[What the exercise asks]:
Repeat every entry word for word; omit all pictures.

━━━━━━━━━━━━━━━━━━━━━━━━━━━━━━

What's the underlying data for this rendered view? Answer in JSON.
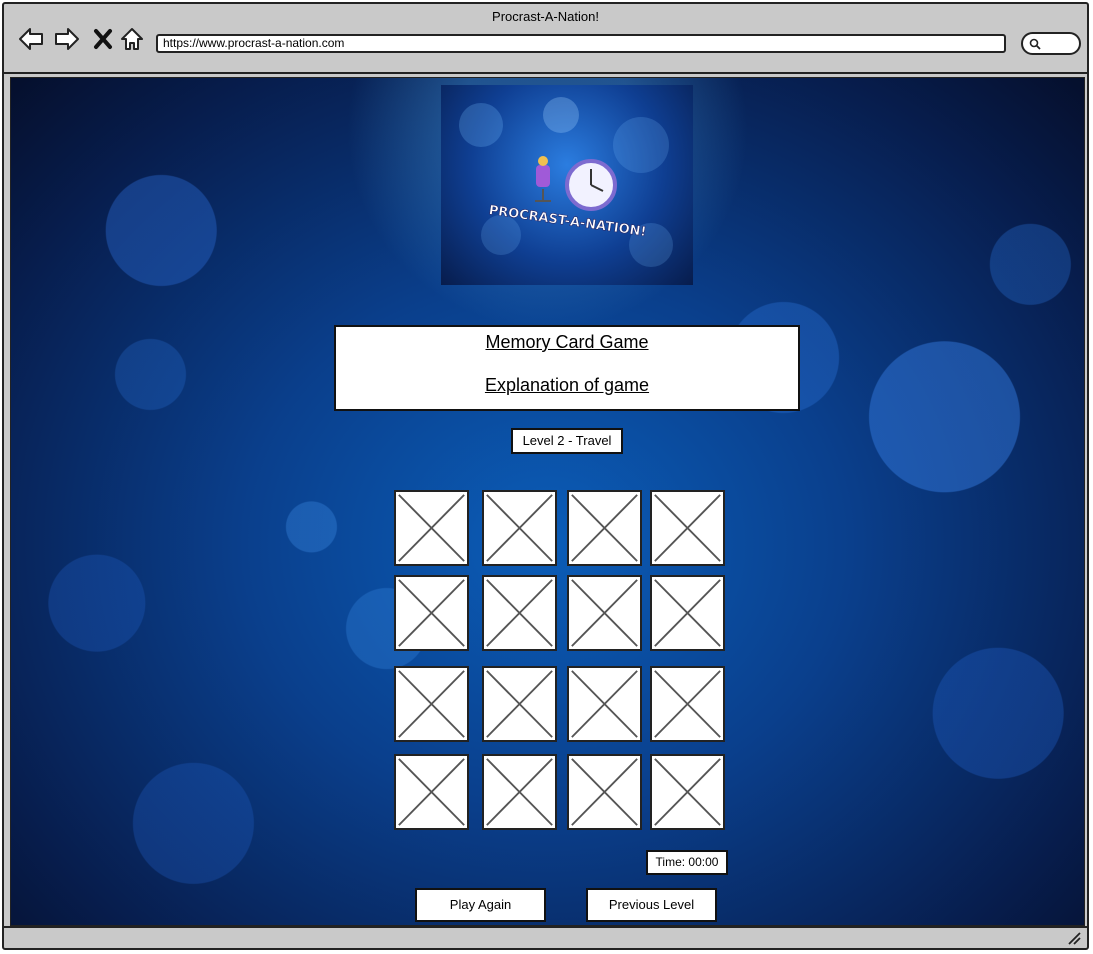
{
  "browser": {
    "title": "Procrast-A-Nation!",
    "url": "https://www.procrast-a-nation.com",
    "icons": [
      "back-arrow-icon",
      "forward-arrow-icon",
      "close-icon",
      "home-icon",
      "search-icon"
    ]
  },
  "logo": {
    "text": "PROCRAST-A-NATION!"
  },
  "info": {
    "title": "Memory Card Game",
    "subtitle": "Explanation of game"
  },
  "level": {
    "label": "Level 2 - Travel"
  },
  "cards": {
    "rows": 4,
    "columns": 4,
    "state": "face-down placeholder"
  },
  "timer": {
    "label": "Time: 00:00"
  },
  "buttons": {
    "play_again": "Play Again",
    "previous_level": "Previous Level"
  },
  "colors": {
    "background_blue": "#0a3f8c",
    "frame": "#c9c9c9"
  }
}
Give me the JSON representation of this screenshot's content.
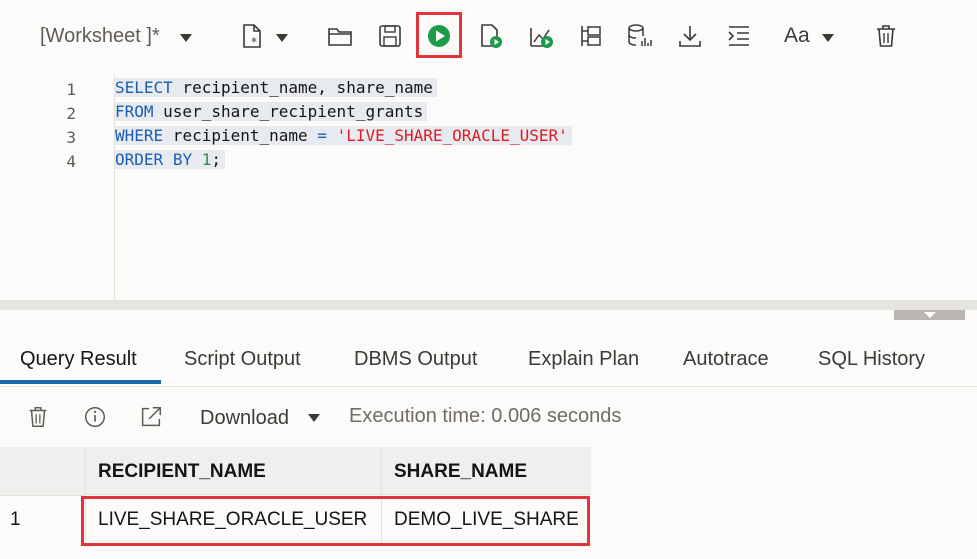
{
  "toolbar": {
    "worksheet_title": "[Worksheet ]*",
    "font_label": "Aa",
    "icons": [
      "new-file-icon",
      "open-folder-icon",
      "save-icon",
      "run-statement-icon",
      "run-script-icon",
      "autotrace-icon",
      "explain-plan-icon",
      "database-icon",
      "download-icon",
      "format-icon",
      "font-icon",
      "trash-icon"
    ],
    "accent_highlight": "#e0353d",
    "run_color": "#1e9b48"
  },
  "editor": {
    "line_numbers": [
      "1",
      "2",
      "3",
      "4"
    ],
    "lines": [
      [
        {
          "t": "kw",
          "v": "SELECT"
        },
        {
          "t": "txt",
          "v": " recipient_name, share_name"
        }
      ],
      [
        {
          "t": "kw",
          "v": "FROM"
        },
        {
          "t": "txt",
          "v": " user_share_recipient_grants"
        }
      ],
      [
        {
          "t": "kw",
          "v": "WHERE"
        },
        {
          "t": "txt",
          "v": " recipient_name "
        },
        {
          "t": "kw",
          "v": "="
        },
        {
          "t": "txt",
          "v": " "
        },
        {
          "t": "str",
          "v": "'LIVE_SHARE_ORACLE_USER'"
        }
      ],
      [
        {
          "t": "kw",
          "v": "ORDER"
        },
        {
          "t": "txt",
          "v": " "
        },
        {
          "t": "kw",
          "v": "BY"
        },
        {
          "t": "txt",
          "v": " "
        },
        {
          "t": "num",
          "v": "1"
        },
        {
          "t": "txt",
          "v": ";"
        }
      ]
    ]
  },
  "tabs": {
    "items": [
      "Query Result",
      "Script Output",
      "DBMS Output",
      "Explain Plan",
      "Autotrace",
      "SQL History"
    ],
    "active": "Query Result"
  },
  "result_toolbar": {
    "download_label": "Download",
    "execution_time": "Execution time: 0.006 seconds"
  },
  "grid": {
    "columns": [
      "RECIPIENT_NAME",
      "SHARE_NAME"
    ],
    "rows": [
      {
        "num": "1",
        "cells": [
          "LIVE_SHARE_ORACLE_USER",
          "DEMO_LIVE_SHARE"
        ]
      }
    ]
  }
}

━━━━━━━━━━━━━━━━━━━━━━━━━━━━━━

[Problem solution]:
What's the underlying data for this rendered view? Answer in JSON.
{
  "browser": {
    "title": "Procrast-A-Nation!",
    "url": "https://www.procrast-a-nation.com",
    "icons": [
      "back-arrow-icon",
      "forward-arrow-icon",
      "close-icon",
      "home-icon",
      "search-icon"
    ]
  },
  "logo": {
    "text": "PROCRAST-A-NATION!"
  },
  "info": {
    "title": "Memory Card Game",
    "subtitle": "Explanation of game"
  },
  "level": {
    "label": "Level 2 - Travel"
  },
  "cards": {
    "rows": 4,
    "columns": 4,
    "state": "face-down placeholder"
  },
  "timer": {
    "label": "Time: 00:00"
  },
  "buttons": {
    "play_again": "Play Again",
    "previous_level": "Previous Level"
  },
  "colors": {
    "background_blue": "#0a3f8c",
    "frame": "#c9c9c9"
  }
}
Give me the JSON representation of this screenshot's content.
{
  "toolbar": {
    "worksheet_title": "[Worksheet ]*",
    "font_label": "Aa",
    "icons": [
      "new-file-icon",
      "open-folder-icon",
      "save-icon",
      "run-statement-icon",
      "run-script-icon",
      "autotrace-icon",
      "explain-plan-icon",
      "database-icon",
      "download-icon",
      "format-icon",
      "font-icon",
      "trash-icon"
    ],
    "accent_highlight": "#e0353d",
    "run_color": "#1e9b48"
  },
  "editor": {
    "line_numbers": [
      "1",
      "2",
      "3",
      "4"
    ],
    "lines": [
      [
        {
          "t": "kw",
          "v": "SELECT"
        },
        {
          "t": "txt",
          "v": " recipient_name, share_name"
        }
      ],
      [
        {
          "t": "kw",
          "v": "FROM"
        },
        {
          "t": "txt",
          "v": " user_share_recipient_grants"
        }
      ],
      [
        {
          "t": "kw",
          "v": "WHERE"
        },
        {
          "t": "txt",
          "v": " recipient_name "
        },
        {
          "t": "kw",
          "v": "="
        },
        {
          "t": "txt",
          "v": " "
        },
        {
          "t": "str",
          "v": "'LIVE_SHARE_ORACLE_USER'"
        }
      ],
      [
        {
          "t": "kw",
          "v": "ORDER"
        },
        {
          "t": "txt",
          "v": " "
        },
        {
          "t": "kw",
          "v": "BY"
        },
        {
          "t": "txt",
          "v": " "
        },
        {
          "t": "num",
          "v": "1"
        },
        {
          "t": "txt",
          "v": ";"
        }
      ]
    ]
  },
  "tabs": {
    "items": [
      "Query Result",
      "Script Output",
      "DBMS Output",
      "Explain Plan",
      "Autotrace",
      "SQL History"
    ],
    "active": "Query Result"
  },
  "result_toolbar": {
    "download_label": "Download",
    "execution_time": "Execution time: 0.006 seconds"
  },
  "grid": {
    "columns": [
      "RECIPIENT_NAME",
      "SHARE_NAME"
    ],
    "rows": [
      {
        "num": "1",
        "cells": [
          "LIVE_SHARE_ORACLE_USER",
          "DEMO_LIVE_SHARE"
        ]
      }
    ]
  }
}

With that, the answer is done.